The United Arab Emirates (UAE) are a collection of individual Islamic entities that function essentially as monarchies, with a degree of collective decision-making at the national level. The nation is explicitly Islamic, with Islam being the state religion and Islamic religious law being the main source of legislation. There is codified freedom of religion, only with the vague exception that it does not extend to violations of "public morals." Legislation against blaspheming Islam exists, as well as against "condoning or encouraging sin," which would apply to both blasphemers and apostates.
Being situated on the Arabian Peninsula, the lands that today encompass the United Arab Emirates were Islamized early, beginning during the life of the Prophet Muhammad.

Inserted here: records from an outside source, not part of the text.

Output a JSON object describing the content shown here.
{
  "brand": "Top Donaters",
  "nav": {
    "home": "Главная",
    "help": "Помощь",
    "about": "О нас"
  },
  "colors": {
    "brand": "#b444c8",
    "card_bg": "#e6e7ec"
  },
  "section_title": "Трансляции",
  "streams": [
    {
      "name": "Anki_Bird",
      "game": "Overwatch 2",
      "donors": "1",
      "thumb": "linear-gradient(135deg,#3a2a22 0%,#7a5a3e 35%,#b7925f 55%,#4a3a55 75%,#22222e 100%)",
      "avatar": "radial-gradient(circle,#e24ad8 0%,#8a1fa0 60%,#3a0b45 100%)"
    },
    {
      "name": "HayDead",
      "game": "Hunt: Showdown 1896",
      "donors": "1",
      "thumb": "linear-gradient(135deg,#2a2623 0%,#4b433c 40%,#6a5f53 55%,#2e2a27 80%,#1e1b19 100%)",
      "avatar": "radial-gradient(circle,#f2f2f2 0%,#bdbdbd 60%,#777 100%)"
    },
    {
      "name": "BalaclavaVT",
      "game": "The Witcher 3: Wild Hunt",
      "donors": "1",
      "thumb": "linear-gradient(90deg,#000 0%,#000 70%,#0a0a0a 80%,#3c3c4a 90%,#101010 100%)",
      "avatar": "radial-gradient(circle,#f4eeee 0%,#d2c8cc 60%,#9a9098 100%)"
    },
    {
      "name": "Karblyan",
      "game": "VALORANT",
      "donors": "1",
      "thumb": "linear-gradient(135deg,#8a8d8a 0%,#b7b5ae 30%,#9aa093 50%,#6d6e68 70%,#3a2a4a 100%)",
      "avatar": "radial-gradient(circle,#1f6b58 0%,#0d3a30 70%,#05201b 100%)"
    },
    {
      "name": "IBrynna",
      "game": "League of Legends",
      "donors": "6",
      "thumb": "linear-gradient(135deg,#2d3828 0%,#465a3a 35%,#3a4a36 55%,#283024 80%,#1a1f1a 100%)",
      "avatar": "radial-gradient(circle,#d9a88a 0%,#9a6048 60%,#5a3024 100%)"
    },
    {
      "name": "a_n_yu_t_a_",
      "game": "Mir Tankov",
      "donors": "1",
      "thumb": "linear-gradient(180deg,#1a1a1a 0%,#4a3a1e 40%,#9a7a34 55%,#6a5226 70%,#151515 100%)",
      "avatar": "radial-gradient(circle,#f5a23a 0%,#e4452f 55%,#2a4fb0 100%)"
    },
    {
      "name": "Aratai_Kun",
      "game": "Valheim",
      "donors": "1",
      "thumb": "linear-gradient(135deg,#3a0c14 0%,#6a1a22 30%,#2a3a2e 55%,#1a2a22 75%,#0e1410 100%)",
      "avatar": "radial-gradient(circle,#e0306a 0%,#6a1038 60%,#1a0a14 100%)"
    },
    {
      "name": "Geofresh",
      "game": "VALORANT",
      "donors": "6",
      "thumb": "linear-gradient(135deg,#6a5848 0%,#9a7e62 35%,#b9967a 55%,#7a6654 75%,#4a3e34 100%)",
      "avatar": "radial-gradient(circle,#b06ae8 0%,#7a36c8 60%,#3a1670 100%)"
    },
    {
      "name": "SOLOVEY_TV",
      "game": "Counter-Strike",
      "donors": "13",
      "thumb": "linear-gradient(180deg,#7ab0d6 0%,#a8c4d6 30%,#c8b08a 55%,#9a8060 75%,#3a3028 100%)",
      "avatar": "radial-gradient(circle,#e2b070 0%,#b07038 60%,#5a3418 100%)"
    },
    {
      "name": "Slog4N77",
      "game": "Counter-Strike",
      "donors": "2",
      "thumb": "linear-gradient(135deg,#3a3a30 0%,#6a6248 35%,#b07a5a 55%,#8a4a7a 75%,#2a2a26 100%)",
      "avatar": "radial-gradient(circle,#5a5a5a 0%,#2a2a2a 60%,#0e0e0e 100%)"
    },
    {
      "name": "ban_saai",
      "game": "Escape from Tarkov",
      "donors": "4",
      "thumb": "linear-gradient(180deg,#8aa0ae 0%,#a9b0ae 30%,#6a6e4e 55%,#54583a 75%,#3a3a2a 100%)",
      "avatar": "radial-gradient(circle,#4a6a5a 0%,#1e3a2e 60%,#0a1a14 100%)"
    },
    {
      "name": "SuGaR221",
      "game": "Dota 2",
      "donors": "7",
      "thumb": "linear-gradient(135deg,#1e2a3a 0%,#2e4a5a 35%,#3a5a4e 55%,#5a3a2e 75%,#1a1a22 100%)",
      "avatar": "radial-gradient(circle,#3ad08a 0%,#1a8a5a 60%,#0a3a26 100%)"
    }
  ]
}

Since then, the region existed under mostly constant Islamic rule of one form or another. Notable exceptions include periods of Portuguese and British incursion and colonization.

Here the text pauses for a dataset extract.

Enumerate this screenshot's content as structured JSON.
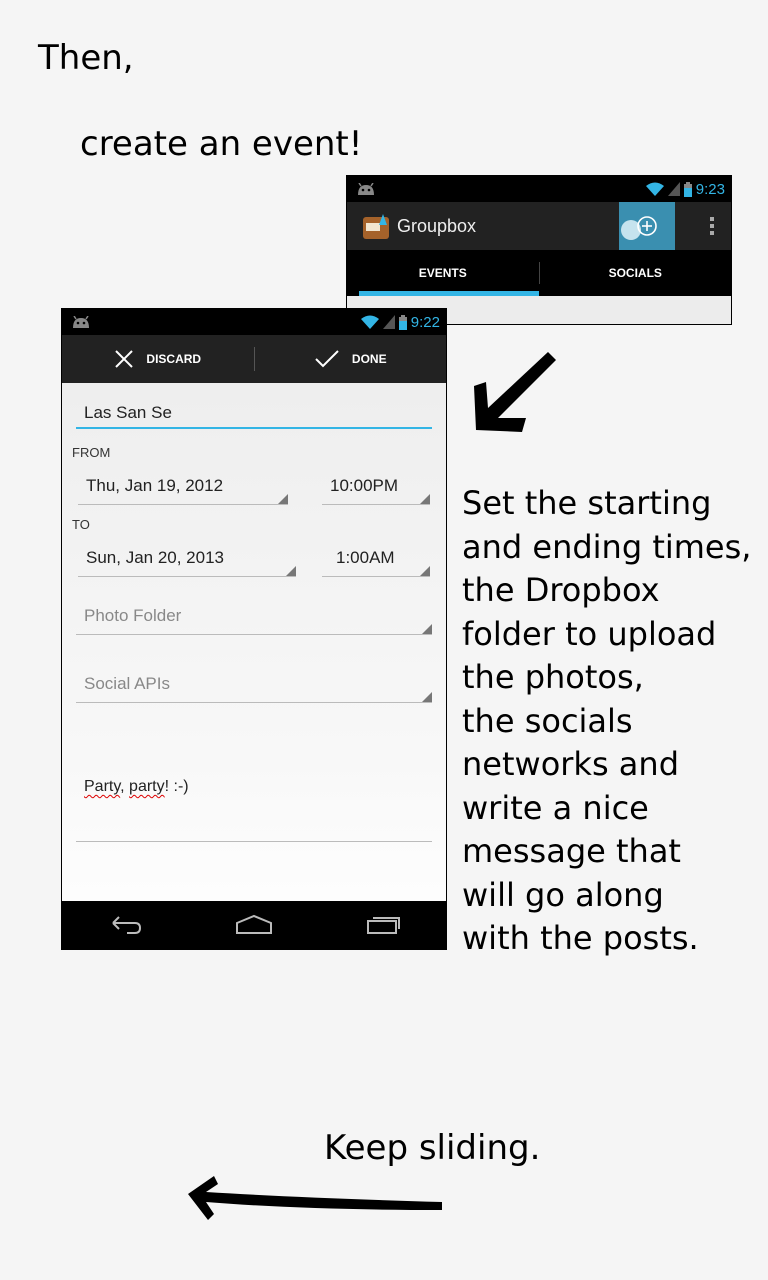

The current constitution dates from 1971, when the region gained its independence from Britain and the formal entity of the United Arab Emirates was established. This founding document ensured that the region and its politics would retain their historical Islamic character and legacy, establishing Islam as the state religion and Islamic religious law as the main source of legislation.

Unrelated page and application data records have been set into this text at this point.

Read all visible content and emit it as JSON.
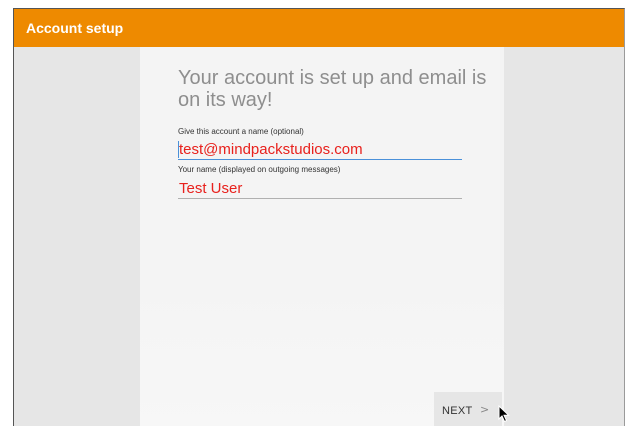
{
  "appbar": {
    "title": "Account setup",
    "color": "#ee8a00"
  },
  "main": {
    "headline": "Your account is set up and email is on its way!",
    "fields": [
      {
        "label": "Give this account a name (optional)",
        "value": "test@mindpackstudios.com",
        "focused": true
      },
      {
        "label": "Your name (displayed on outgoing messages)",
        "value": "Test User",
        "focused": false
      }
    ],
    "value_color": "#e8211d"
  },
  "footer": {
    "next_label": "NEXT",
    "next_icon": "chevron-right-icon",
    "next_glyph": ">"
  },
  "cursor": {
    "icon": "mouse-pointer-icon"
  }
}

The current penal code punishes blasphemy against Islam's practices and doctrines specifically with fines and imprisonment, and the same punishment extends to blasphemy against recognized religious groups (there are separate provisions for both). The nation, being essentially theocratic, also long codified the death penalty for hudud crimes, which includes apostasy; however, in 2020, some moderating reforms were introduced, and apostasy is no longer explicitly/officially punishable by death.